== WORK TO COMPLETE ==
Nothing but a number should be given: how many lines in the entries below include the string "Product".
»»
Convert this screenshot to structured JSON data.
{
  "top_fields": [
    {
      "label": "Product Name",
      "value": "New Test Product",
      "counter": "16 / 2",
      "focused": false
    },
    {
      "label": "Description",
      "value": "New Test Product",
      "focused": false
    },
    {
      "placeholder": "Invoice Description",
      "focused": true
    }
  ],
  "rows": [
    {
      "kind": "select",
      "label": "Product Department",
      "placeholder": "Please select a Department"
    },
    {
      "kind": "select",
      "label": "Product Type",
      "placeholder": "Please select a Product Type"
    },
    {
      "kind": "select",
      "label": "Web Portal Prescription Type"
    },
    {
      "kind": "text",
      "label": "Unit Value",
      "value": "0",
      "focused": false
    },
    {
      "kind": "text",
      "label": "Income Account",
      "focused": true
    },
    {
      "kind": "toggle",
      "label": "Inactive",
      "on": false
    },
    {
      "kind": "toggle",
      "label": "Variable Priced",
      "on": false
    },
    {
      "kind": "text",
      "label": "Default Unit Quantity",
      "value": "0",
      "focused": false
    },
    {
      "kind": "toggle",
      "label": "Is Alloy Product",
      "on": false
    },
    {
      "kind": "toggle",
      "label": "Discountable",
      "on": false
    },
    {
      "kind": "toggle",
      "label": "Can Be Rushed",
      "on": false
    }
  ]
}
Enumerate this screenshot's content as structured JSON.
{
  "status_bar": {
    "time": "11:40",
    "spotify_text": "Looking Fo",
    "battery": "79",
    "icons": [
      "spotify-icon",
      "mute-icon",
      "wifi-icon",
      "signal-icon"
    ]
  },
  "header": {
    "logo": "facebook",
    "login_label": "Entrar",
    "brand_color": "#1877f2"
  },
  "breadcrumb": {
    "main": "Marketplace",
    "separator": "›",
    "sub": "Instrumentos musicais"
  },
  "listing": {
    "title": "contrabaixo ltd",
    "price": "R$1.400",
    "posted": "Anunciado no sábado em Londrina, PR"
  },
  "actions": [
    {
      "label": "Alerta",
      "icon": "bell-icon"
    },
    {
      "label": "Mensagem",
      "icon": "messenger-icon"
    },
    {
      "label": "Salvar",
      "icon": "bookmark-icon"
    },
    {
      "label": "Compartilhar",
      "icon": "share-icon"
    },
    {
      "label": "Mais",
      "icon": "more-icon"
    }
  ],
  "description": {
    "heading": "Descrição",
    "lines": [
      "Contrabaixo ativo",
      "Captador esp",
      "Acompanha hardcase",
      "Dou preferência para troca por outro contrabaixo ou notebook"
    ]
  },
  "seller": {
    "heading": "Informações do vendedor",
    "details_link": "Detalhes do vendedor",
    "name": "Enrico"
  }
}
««
== WRITTEN ANSWER ==
7